<<<<

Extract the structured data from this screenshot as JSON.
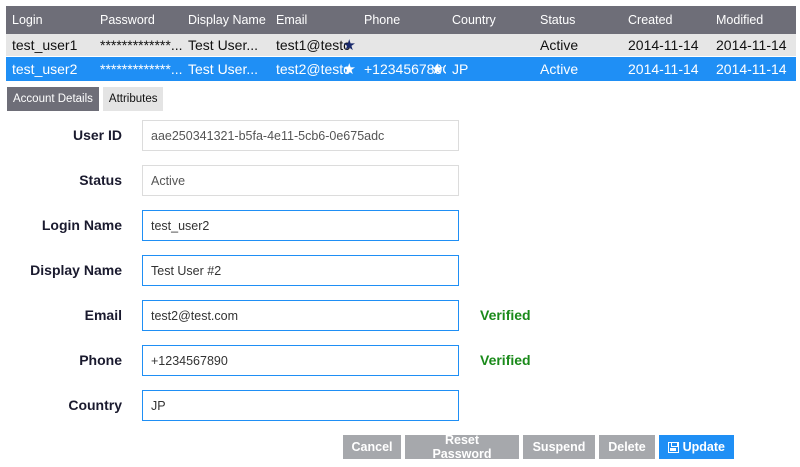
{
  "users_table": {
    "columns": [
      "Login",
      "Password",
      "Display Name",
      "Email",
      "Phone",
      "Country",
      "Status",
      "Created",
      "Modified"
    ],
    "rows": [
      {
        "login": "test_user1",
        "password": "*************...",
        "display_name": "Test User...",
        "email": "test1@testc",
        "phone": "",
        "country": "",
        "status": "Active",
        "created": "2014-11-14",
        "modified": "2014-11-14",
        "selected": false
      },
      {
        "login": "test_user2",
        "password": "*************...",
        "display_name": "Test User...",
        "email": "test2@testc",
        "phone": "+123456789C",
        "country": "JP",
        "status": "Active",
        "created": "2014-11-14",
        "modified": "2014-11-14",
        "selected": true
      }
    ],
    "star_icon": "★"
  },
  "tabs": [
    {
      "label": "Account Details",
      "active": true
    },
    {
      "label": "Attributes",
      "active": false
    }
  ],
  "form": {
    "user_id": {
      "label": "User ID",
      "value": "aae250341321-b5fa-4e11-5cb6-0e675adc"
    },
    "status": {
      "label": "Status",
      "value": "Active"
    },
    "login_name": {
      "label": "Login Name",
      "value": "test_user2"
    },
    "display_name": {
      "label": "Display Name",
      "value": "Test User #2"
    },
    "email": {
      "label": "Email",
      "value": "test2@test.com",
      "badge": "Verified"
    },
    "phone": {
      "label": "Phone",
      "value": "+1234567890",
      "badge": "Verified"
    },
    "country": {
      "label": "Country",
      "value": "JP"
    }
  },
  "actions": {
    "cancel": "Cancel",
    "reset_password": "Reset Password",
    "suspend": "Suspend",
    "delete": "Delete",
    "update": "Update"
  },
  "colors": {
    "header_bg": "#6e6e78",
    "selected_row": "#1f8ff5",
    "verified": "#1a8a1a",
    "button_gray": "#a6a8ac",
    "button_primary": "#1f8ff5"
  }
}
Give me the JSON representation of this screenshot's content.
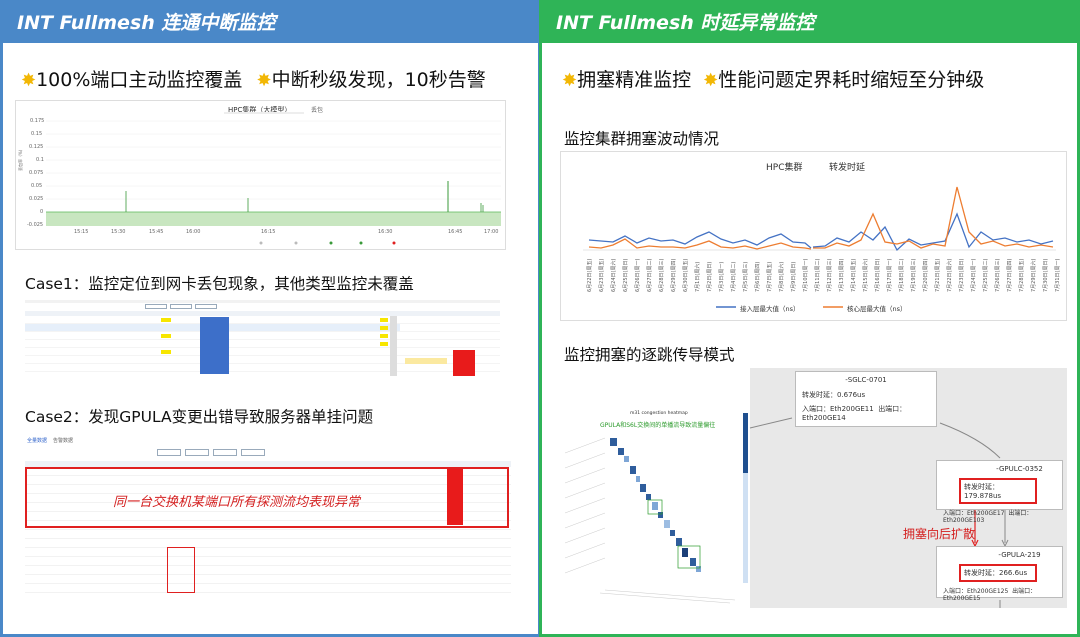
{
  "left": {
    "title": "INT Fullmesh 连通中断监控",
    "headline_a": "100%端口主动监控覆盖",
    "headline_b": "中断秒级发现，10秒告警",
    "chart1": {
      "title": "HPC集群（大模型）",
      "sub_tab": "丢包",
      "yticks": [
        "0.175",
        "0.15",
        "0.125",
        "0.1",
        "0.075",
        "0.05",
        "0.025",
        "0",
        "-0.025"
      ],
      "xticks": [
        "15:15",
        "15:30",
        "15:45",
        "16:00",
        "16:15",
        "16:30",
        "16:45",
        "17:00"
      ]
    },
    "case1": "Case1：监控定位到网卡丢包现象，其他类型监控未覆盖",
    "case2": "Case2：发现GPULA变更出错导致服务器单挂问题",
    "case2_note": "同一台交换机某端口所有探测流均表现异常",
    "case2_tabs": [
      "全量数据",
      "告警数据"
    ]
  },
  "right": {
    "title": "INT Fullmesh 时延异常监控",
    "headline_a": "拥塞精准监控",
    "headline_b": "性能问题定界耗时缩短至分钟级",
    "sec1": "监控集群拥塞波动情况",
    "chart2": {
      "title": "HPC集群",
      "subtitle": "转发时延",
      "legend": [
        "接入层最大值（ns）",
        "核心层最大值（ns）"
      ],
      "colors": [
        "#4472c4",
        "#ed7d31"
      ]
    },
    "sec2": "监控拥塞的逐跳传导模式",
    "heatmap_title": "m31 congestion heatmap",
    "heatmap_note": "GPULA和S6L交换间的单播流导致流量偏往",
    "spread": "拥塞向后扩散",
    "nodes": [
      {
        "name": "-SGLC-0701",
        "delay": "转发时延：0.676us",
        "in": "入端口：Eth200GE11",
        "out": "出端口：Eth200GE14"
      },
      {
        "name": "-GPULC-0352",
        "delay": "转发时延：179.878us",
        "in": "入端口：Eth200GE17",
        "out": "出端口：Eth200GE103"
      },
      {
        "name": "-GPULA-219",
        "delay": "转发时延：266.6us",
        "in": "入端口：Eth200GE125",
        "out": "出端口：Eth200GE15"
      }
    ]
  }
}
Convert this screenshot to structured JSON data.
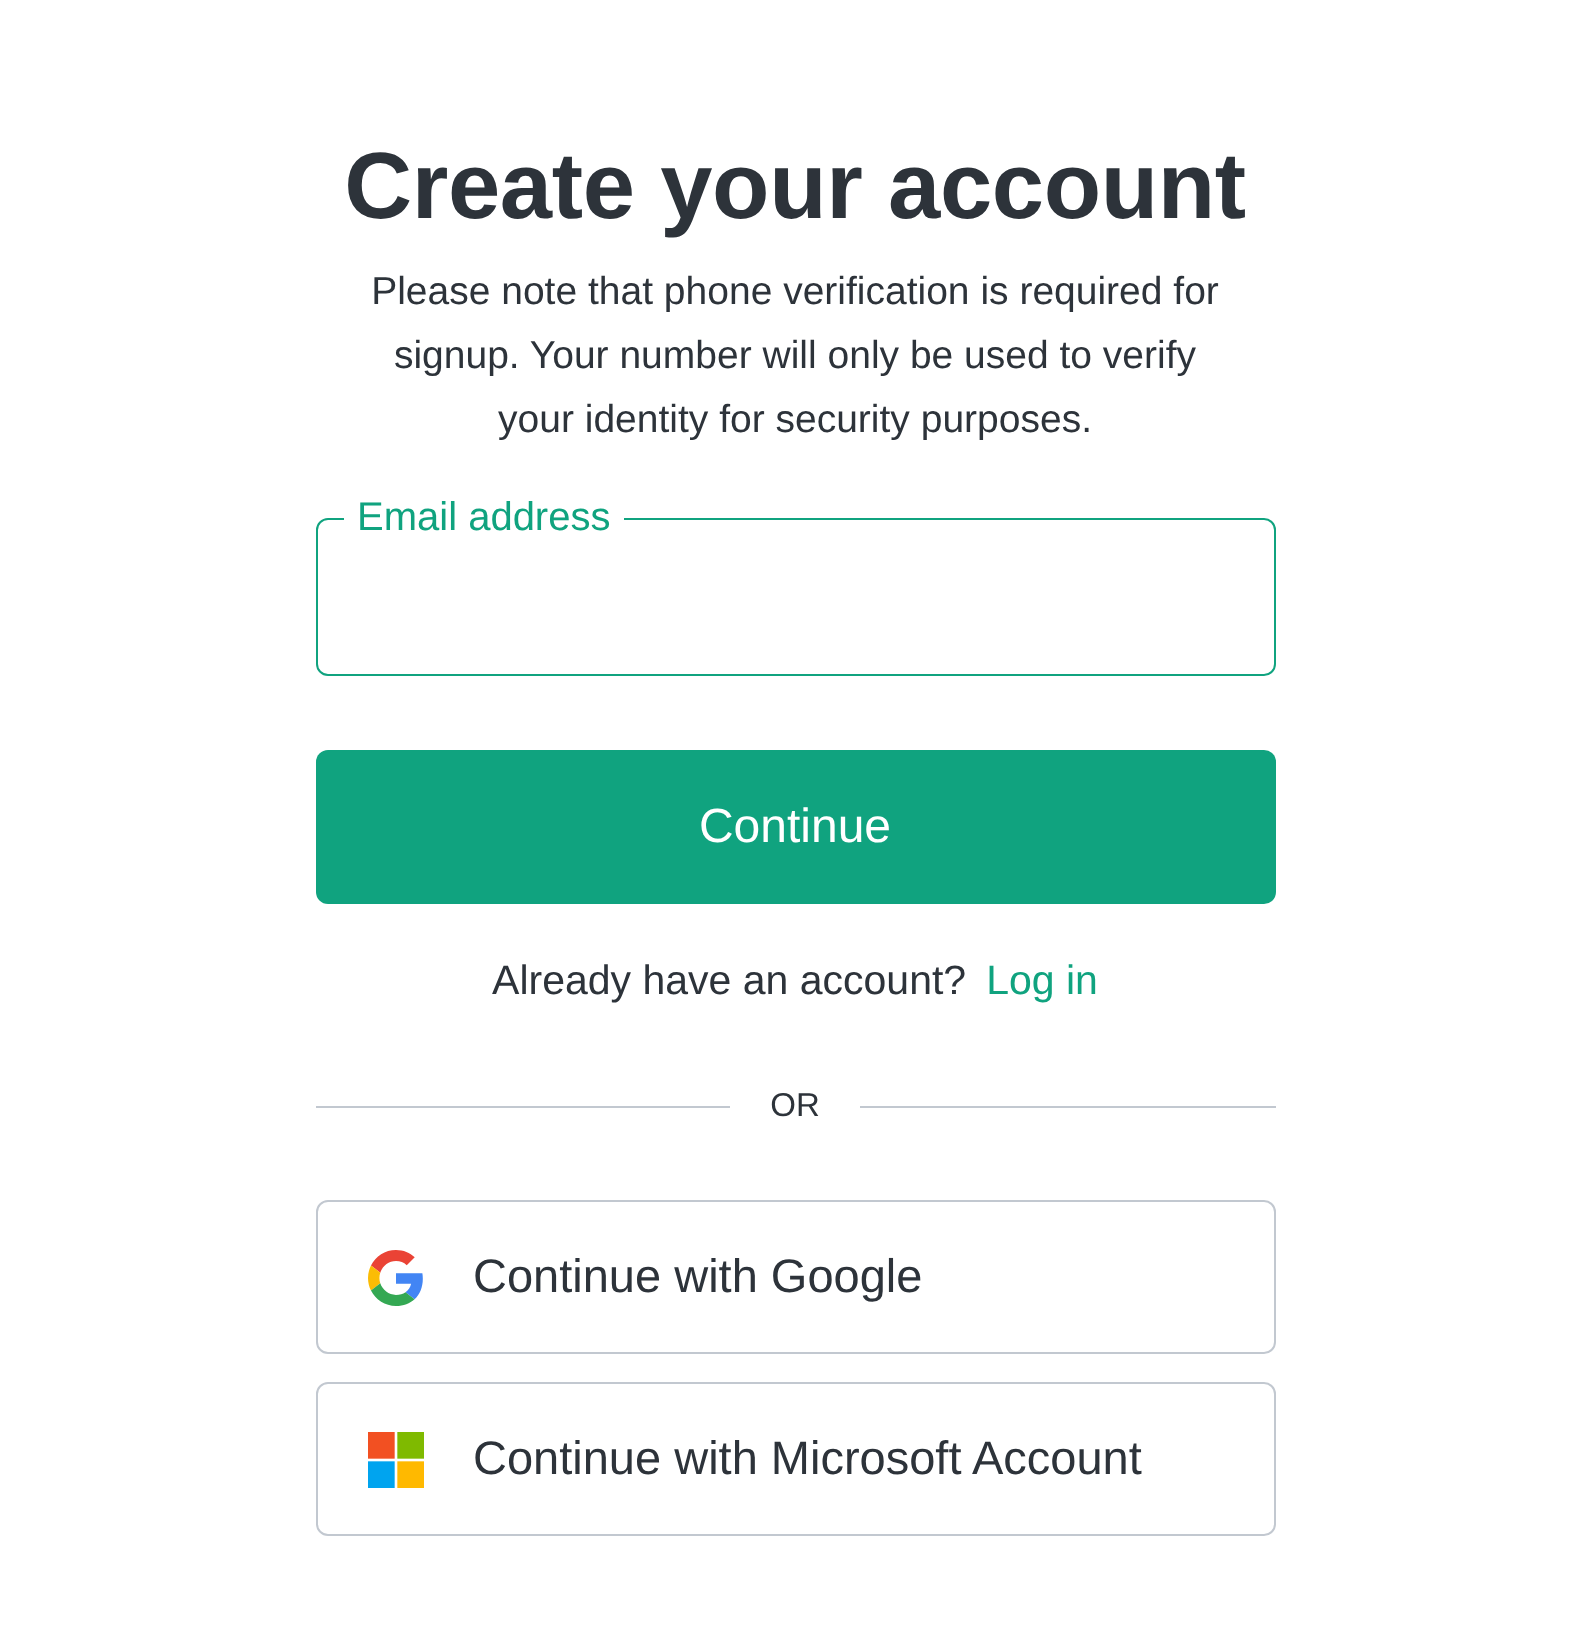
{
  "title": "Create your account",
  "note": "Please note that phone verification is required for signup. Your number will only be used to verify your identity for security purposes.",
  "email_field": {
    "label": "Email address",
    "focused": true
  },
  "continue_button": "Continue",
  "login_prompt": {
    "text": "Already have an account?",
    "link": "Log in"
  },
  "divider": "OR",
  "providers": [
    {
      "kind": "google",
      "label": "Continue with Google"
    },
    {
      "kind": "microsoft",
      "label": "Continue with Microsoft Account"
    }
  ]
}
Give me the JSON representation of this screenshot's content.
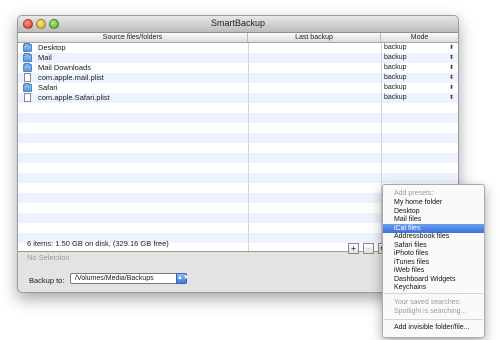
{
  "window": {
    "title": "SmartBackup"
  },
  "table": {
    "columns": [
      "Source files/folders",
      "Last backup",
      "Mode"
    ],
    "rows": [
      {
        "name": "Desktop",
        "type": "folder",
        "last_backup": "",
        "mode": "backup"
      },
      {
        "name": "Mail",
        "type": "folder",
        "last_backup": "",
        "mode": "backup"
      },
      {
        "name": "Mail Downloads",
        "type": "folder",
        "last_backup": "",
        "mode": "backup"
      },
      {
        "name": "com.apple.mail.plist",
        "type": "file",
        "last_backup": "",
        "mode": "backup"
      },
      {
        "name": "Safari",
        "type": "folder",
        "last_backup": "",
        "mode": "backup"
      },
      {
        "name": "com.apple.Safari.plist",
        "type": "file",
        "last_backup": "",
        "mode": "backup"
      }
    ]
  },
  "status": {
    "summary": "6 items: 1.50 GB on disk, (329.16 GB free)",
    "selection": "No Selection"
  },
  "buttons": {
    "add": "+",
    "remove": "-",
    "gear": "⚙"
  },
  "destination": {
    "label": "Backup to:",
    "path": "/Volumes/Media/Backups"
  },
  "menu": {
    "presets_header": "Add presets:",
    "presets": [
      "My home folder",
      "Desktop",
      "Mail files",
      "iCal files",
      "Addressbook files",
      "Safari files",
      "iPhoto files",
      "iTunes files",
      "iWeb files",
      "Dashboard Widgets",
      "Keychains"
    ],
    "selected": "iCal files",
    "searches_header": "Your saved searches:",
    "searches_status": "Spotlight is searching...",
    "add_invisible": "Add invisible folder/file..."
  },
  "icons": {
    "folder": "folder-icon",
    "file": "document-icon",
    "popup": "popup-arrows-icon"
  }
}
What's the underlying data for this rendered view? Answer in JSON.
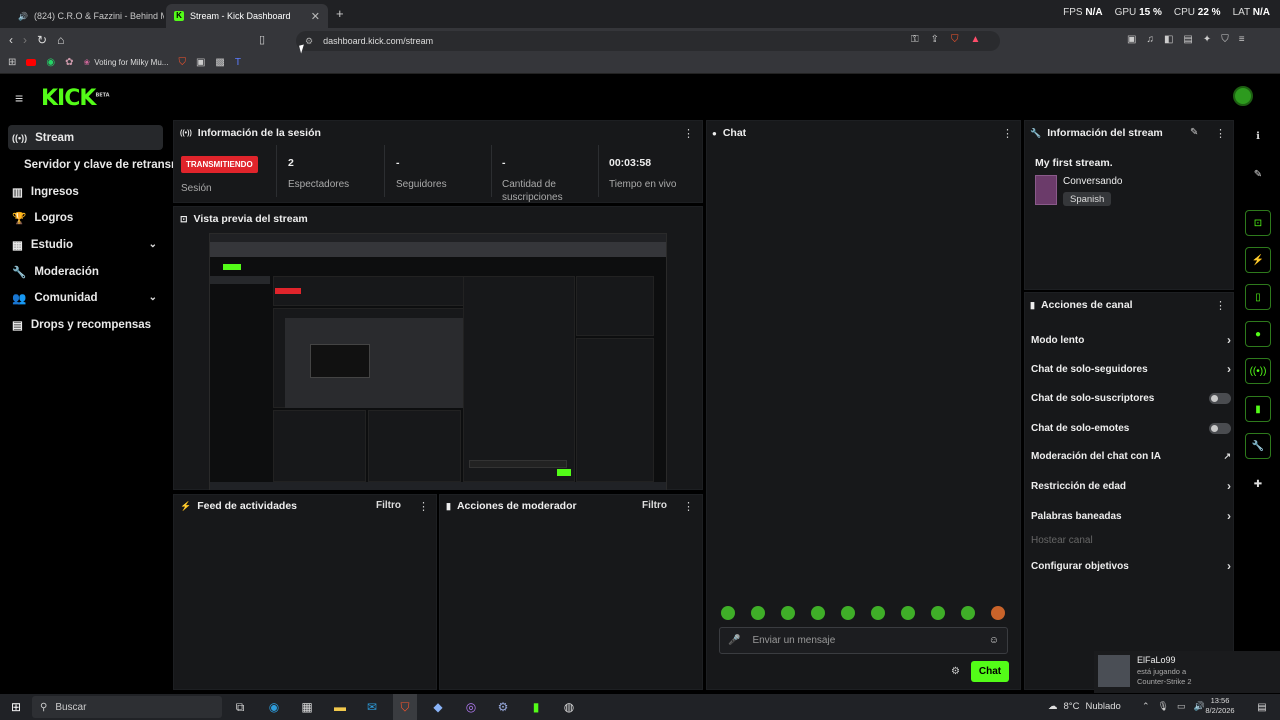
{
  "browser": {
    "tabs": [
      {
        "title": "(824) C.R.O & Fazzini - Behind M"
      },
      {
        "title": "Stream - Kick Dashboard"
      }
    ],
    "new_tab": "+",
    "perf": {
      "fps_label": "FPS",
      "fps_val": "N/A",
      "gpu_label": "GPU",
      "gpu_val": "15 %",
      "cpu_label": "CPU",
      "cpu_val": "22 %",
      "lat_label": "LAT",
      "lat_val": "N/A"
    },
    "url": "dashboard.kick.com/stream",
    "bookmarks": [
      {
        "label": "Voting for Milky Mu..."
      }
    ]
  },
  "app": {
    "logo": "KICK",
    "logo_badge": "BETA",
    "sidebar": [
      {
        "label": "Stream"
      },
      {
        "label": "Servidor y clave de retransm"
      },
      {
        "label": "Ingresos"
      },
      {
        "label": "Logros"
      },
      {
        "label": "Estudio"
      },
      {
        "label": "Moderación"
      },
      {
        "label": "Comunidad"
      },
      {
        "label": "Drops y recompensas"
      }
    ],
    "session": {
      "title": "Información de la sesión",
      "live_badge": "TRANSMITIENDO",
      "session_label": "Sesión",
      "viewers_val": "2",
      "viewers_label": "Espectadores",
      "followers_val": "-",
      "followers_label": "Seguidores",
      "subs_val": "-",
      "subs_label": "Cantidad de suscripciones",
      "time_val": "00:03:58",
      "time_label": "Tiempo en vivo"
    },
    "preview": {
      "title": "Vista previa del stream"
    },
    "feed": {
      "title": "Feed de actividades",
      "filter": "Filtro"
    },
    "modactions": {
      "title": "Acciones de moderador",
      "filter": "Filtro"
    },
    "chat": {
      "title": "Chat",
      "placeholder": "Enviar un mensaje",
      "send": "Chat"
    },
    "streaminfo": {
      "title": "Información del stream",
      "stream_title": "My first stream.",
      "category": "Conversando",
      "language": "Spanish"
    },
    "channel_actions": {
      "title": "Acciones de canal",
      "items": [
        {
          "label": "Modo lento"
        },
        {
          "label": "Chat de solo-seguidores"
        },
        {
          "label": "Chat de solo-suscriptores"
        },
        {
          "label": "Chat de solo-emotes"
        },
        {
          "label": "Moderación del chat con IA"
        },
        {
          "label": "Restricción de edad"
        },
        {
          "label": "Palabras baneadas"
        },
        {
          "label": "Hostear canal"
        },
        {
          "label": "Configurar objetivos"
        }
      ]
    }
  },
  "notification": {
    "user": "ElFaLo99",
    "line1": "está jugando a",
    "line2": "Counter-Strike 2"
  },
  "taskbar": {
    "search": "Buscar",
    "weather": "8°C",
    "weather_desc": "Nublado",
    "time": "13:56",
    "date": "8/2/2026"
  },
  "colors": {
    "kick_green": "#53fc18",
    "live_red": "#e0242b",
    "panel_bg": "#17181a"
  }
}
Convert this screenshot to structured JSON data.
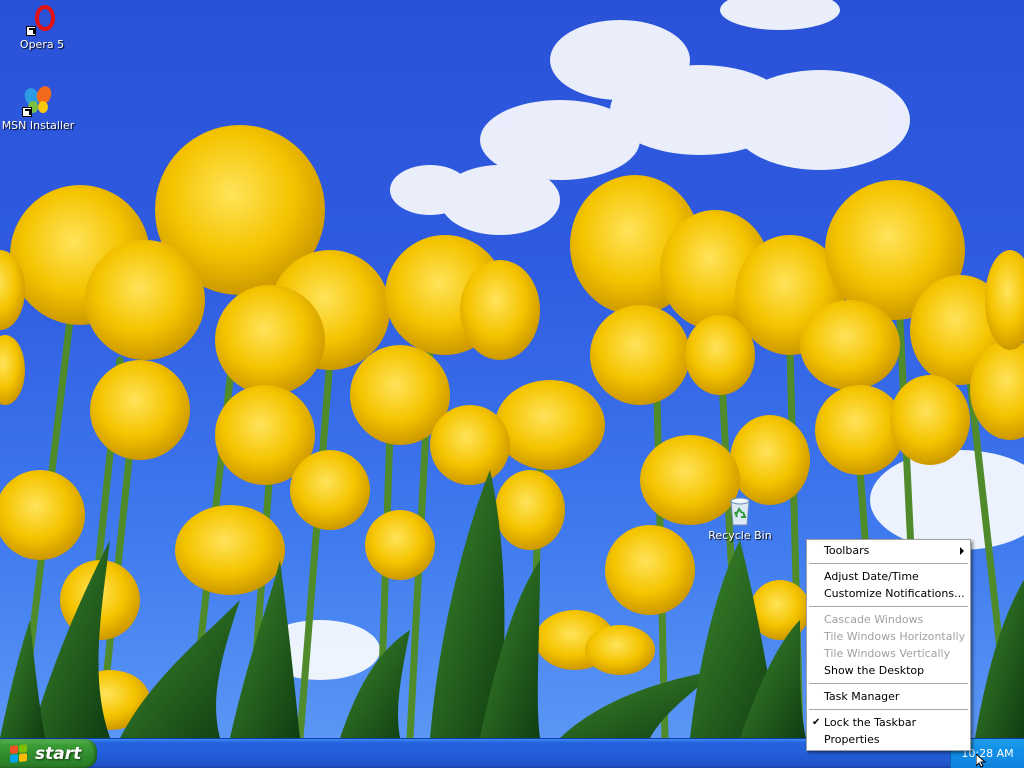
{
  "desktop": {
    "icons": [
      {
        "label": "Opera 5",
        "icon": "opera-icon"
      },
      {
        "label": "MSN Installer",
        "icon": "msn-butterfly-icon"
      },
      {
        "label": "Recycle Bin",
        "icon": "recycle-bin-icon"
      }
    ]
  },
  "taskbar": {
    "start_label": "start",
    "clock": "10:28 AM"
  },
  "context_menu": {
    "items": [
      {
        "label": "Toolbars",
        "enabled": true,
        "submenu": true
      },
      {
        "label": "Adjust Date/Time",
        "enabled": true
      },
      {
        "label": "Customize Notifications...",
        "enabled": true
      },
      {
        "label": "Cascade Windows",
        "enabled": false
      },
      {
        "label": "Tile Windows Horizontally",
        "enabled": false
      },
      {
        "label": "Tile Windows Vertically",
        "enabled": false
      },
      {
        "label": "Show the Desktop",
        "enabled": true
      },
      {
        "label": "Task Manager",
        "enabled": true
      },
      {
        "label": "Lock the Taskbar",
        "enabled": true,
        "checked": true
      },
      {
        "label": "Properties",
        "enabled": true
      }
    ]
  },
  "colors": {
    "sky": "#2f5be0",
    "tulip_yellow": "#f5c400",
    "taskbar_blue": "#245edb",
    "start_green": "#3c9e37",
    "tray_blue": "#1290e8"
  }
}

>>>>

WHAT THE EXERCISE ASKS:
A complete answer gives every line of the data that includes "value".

ANSWER BOX:
      "value": "aae250341321-b5fa-4e11-5cb6-0e675adc"
      "value": "Active"
      "value": "test_user2"
      "value": "Test User #2"
      "value": "test2@test.com",
      "value": "+1234567890",
      "value": "JP"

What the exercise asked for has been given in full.